The Ginger Man by J. P. Donleavy
J. P. Donleavy’s The Ginger Man was released in 1955 and has since become a classic of the pre-’60s nonconformist chronicle. When the novel first appeared, Dorothy Parker called it “a rigadoon of rascality,” and in 1998, the Modern Library ranked it number 99 on their list of Top 100 Novels.

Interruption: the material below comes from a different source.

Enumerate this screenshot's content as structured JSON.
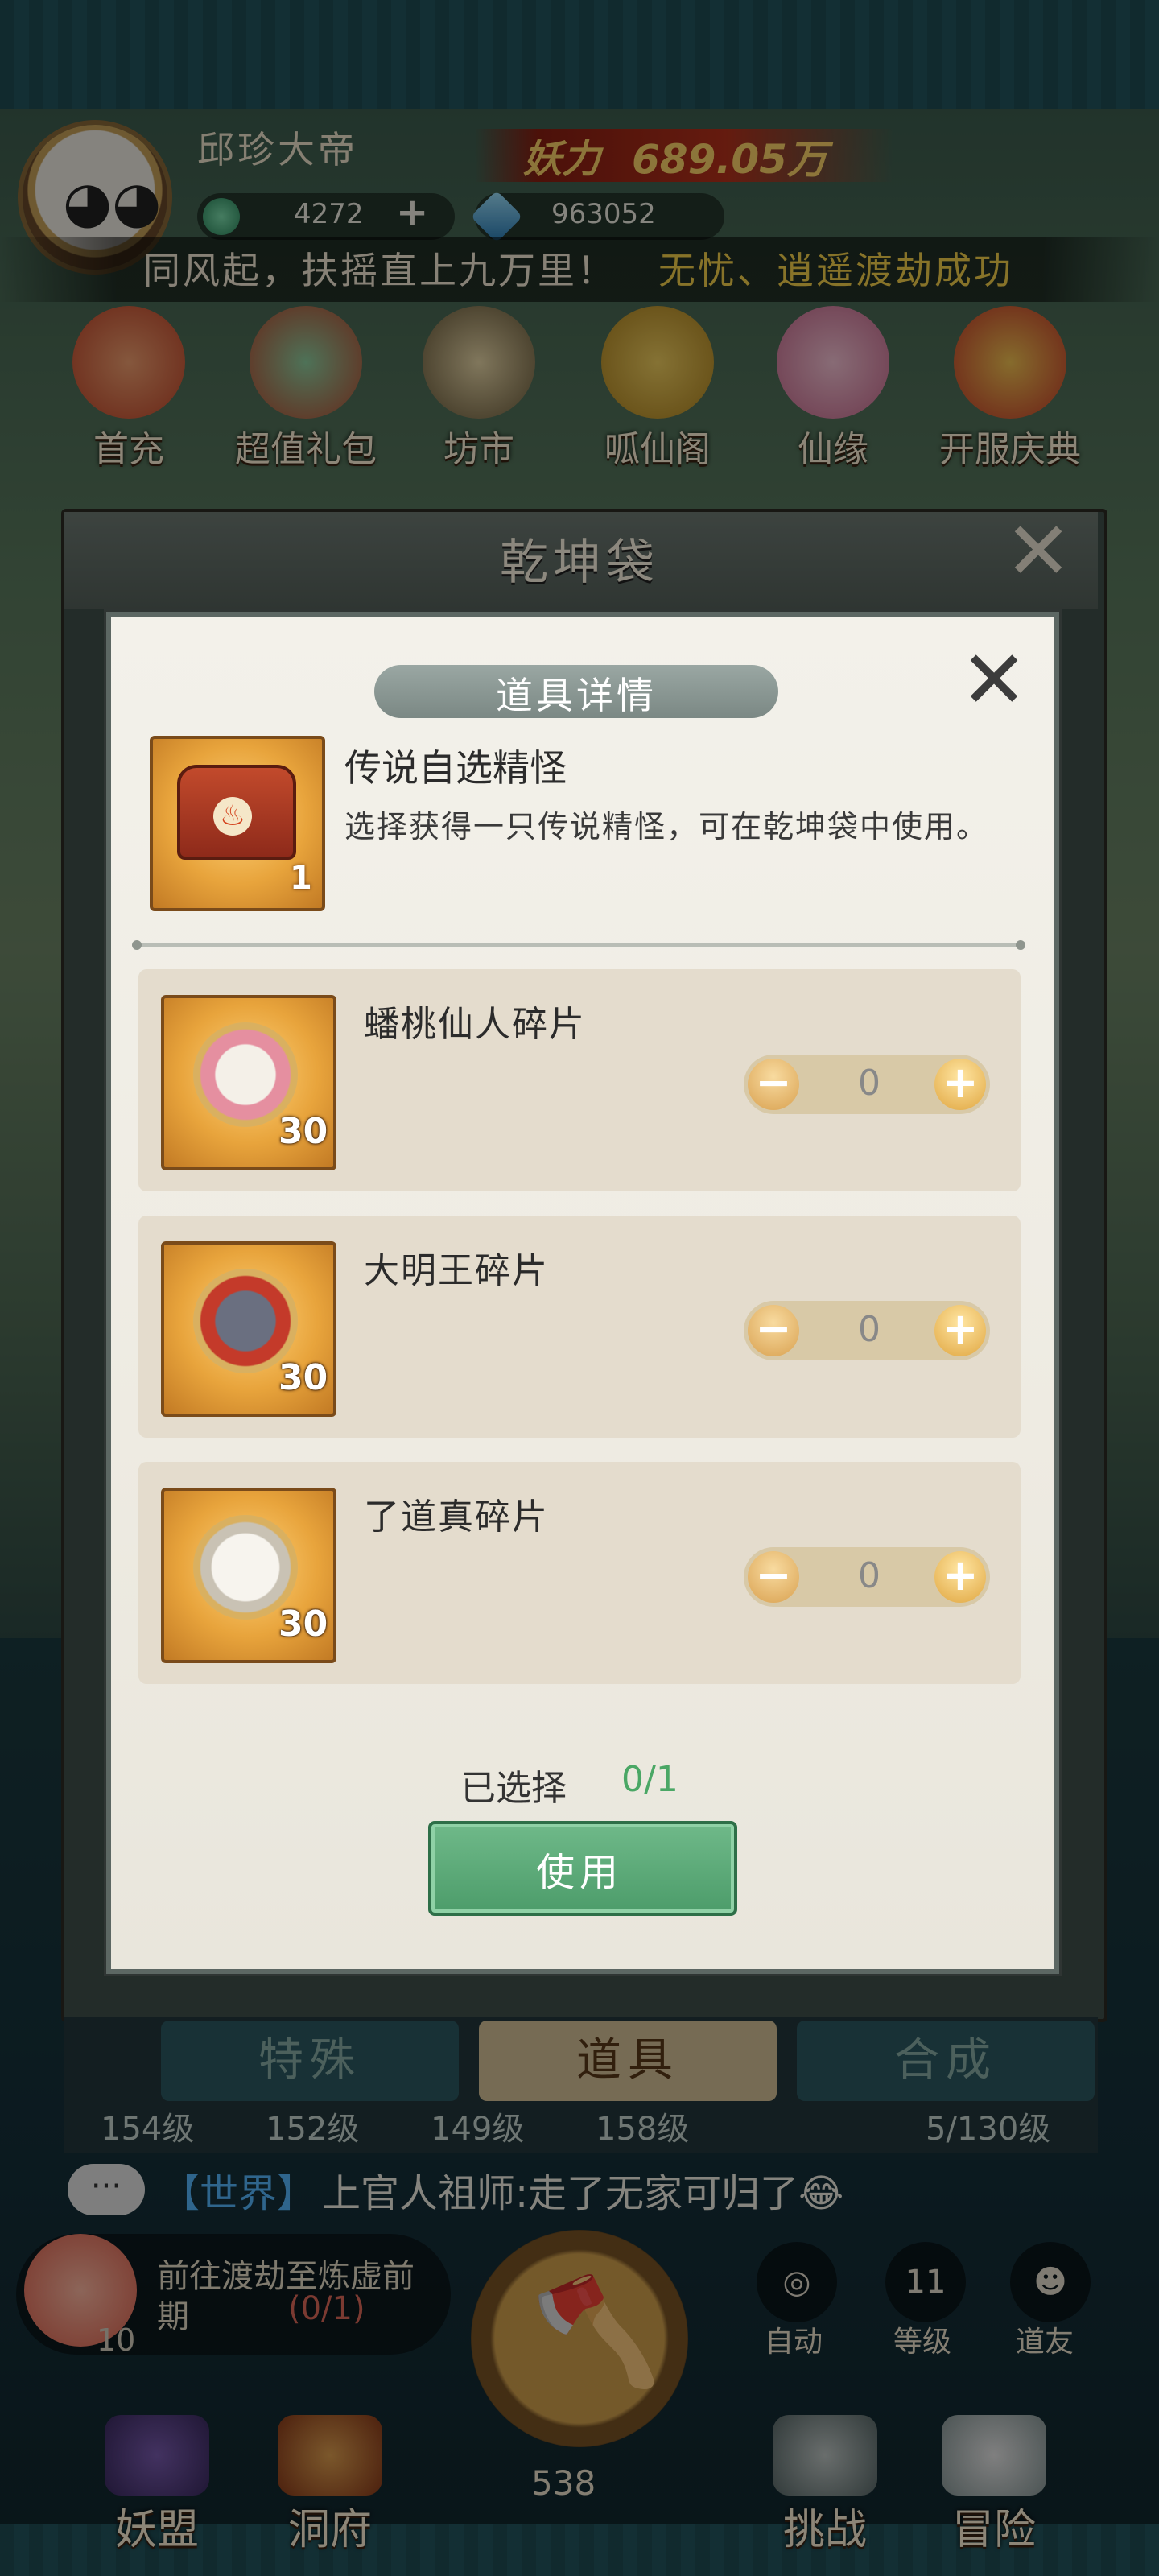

The novel’s renegade hero is Sebastian Balfe Dangerfield, an American living in Dublin and studying law at Trinity College. Dangerfield is married to an Englishwoman, Marion, and father to their infant daughter, Felicity, but his penchant for alcohol and women, as well as dodging rent, fatherhood and his studies forms the basis of the novel’s action. He’s a buttoned-down type on the Mad Men track who’s decided to chuck it all in the service of fun, snubbing bourgeois convention and yearning for the inheritance that will fund his hedonistic pursuits. The novel’s numerous female characters suffer his exploits — his wife and daughter, as well as the women he opportunistically pursues and then rejects. And though fate catches up to Dangerfield when his long-awaited inheritance is deferred, he suffers no guilt. That doesn’t hurt the novel, because with a conscience, this character wouldn’t have been nearly so entertaining. Still, I can’t help but wonder what it might have been like to see the crack in Dangerfield’s emotional armor, to see him suffer just a tad of the disappointment and loss of hope suffered by the women he encounters.